— Task goal —
Show every line of the data that contains the string "Transport".

— Input for this task —

○ ○ ○ ○ ○

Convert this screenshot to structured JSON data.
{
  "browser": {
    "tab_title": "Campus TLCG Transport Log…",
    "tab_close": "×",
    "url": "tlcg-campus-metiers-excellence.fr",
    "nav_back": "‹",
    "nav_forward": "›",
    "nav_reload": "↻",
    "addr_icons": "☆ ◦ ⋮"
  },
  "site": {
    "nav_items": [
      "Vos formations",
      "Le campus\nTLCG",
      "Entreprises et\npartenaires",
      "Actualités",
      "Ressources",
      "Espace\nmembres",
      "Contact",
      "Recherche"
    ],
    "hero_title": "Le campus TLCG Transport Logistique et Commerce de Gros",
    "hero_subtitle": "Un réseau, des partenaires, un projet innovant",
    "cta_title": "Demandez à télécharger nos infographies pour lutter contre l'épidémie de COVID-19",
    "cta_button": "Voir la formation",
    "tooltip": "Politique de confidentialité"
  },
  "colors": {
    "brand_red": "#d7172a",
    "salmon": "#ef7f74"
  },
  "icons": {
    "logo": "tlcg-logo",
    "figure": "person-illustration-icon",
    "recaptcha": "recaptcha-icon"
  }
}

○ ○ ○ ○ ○

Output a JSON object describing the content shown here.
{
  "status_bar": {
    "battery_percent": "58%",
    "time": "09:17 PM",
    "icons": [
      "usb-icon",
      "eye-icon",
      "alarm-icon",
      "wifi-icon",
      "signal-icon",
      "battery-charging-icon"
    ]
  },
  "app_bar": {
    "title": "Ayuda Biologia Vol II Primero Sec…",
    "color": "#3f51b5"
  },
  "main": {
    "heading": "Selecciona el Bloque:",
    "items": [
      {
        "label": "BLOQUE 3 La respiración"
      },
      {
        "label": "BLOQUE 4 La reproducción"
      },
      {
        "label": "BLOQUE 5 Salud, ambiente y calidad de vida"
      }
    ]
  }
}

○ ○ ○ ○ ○

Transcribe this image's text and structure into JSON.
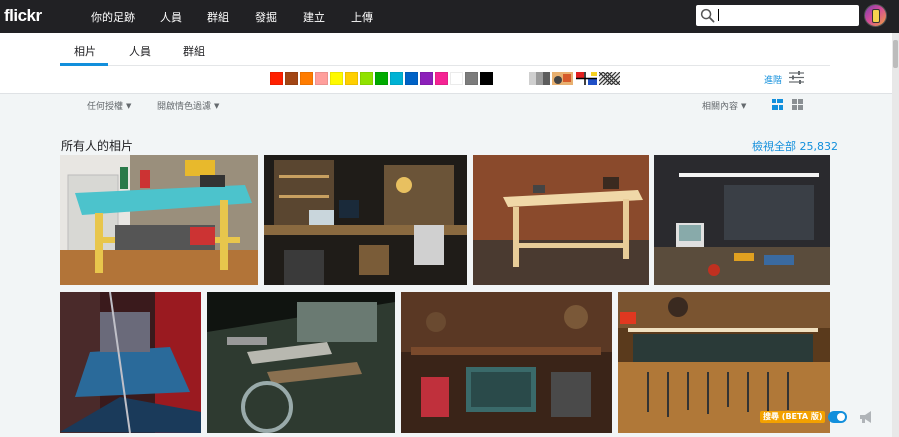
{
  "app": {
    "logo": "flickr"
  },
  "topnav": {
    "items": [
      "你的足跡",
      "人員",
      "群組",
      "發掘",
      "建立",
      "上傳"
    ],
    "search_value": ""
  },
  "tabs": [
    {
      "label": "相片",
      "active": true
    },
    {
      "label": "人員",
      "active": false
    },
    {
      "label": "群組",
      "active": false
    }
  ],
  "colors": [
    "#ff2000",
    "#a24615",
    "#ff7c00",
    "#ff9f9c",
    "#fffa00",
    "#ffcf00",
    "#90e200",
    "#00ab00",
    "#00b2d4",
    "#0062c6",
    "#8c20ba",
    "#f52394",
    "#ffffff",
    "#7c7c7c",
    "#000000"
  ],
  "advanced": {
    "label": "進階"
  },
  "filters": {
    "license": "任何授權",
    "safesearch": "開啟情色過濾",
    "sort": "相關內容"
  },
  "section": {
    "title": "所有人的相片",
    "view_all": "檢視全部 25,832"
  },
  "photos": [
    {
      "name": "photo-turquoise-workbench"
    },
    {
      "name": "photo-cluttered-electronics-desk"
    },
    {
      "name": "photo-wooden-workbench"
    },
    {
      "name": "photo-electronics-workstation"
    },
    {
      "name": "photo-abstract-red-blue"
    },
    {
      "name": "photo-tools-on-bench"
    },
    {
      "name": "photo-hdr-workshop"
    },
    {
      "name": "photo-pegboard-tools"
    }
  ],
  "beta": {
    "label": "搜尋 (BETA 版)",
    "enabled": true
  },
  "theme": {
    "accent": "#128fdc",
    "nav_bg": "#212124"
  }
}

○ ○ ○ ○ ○

— Your response —
    "tab_title": "Campus TLCG Transport Log…",
    "hero_title": "Le campus TLCG Transport Logistique et Commerce de Gros",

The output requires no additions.